[DATA SUPPLIED]:

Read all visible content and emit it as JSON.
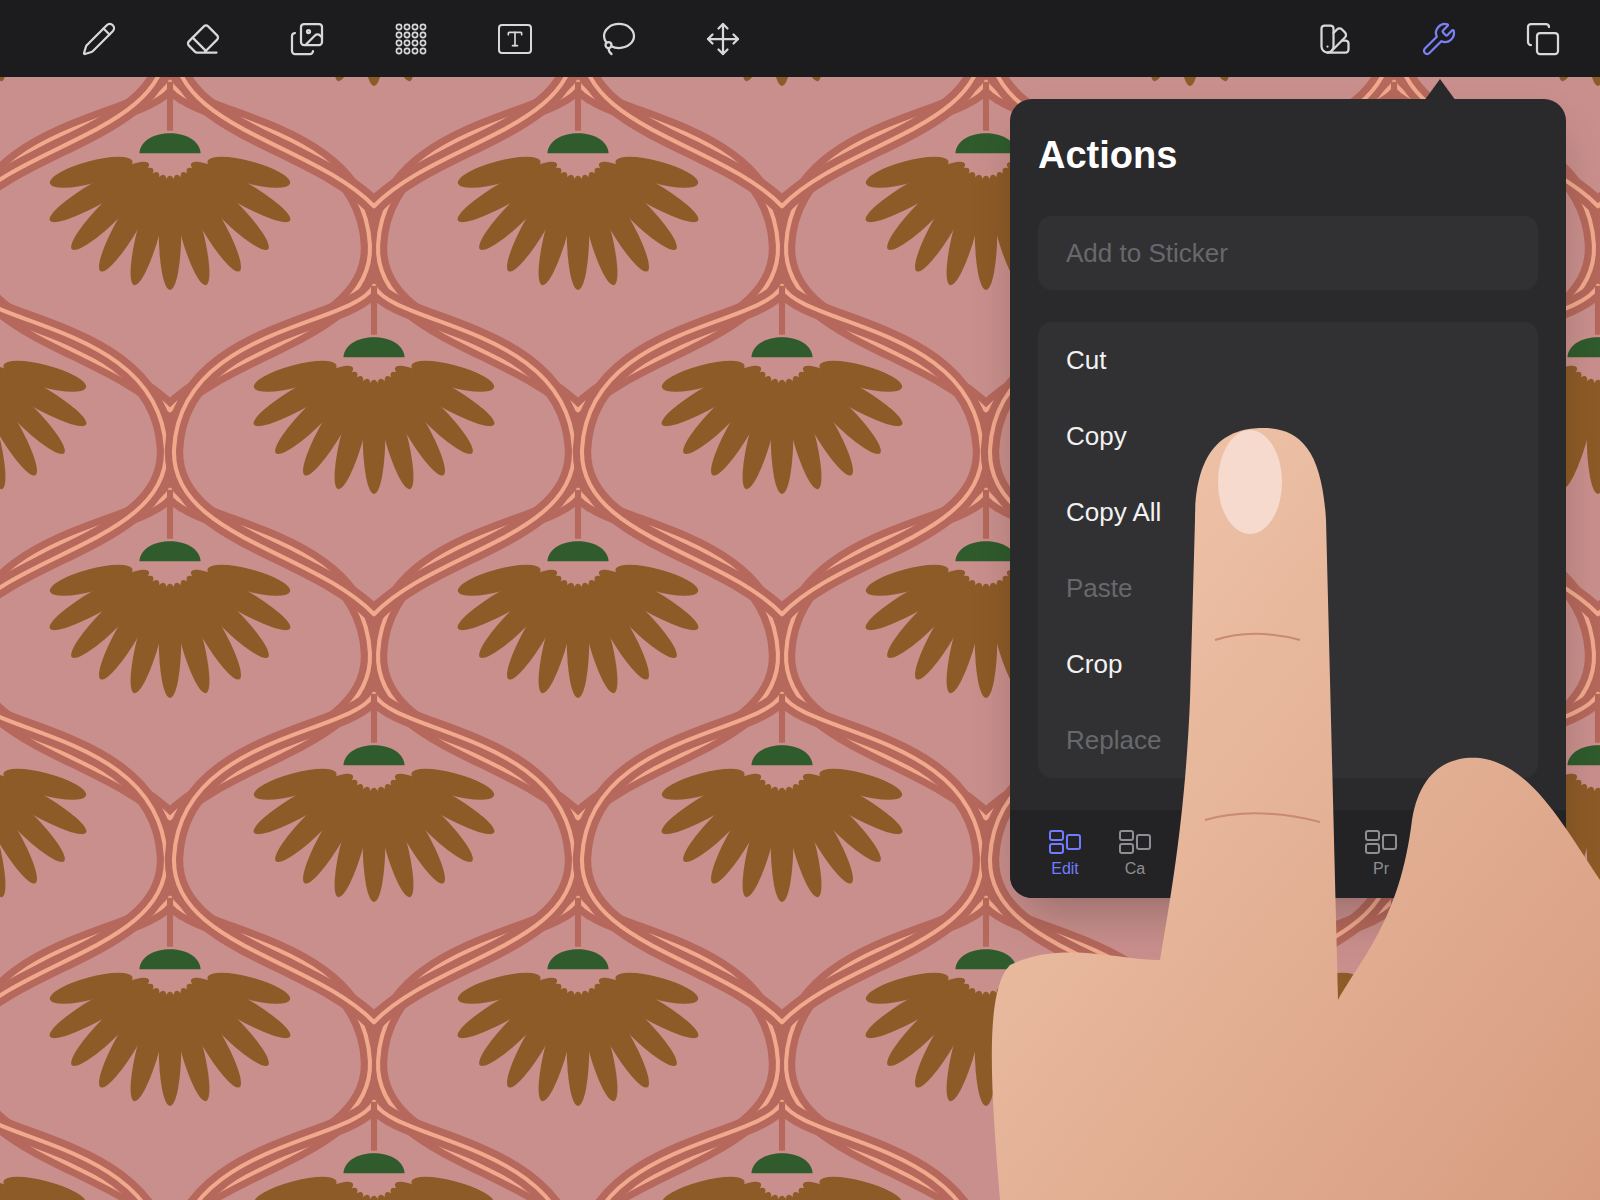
{
  "toolbar": {
    "left": [
      {
        "selected": false
      },
      {
        "selected": false
      },
      {
        "selected": false
      },
      {
        "selected": false
      },
      {
        "selected": false
      },
      {
        "selected": false
      },
      {
        "selected": false
      }
    ],
    "right": [
      {
        "selected": false
      },
      {
        "selected": true
      },
      {
        "selected": false
      }
    ]
  },
  "popover": {
    "title": "Actions",
    "sticker_button": {
      "label": "Add to Sticker",
      "disabled": true
    },
    "items": [
      {
        "label": "Cut",
        "disabled": false
      },
      {
        "label": "Copy",
        "disabled": false
      },
      {
        "label": "Copy All",
        "disabled": false
      },
      {
        "label": "Paste",
        "disabled": true
      },
      {
        "label": "Crop",
        "disabled": false
      },
      {
        "label": "Replace",
        "disabled": true
      }
    ],
    "tabs": [
      {
        "label": "Edit",
        "selected": true
      },
      {
        "label": "Ca",
        "selected": false
      },
      {
        "label": "Pr",
        "selected": false
      }
    ]
  }
}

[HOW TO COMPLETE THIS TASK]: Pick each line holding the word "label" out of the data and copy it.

[TASK OUTPUT]:
      "label": "Add to Sticker",
        "label": "Cut",
        "label": "Copy",
        "label": "Copy All",
        "label": "Paste",
        "label": "Crop",
        "label": "Replace",
        "label": "Edit",
        "label": "Ca",
        "label": "Pr",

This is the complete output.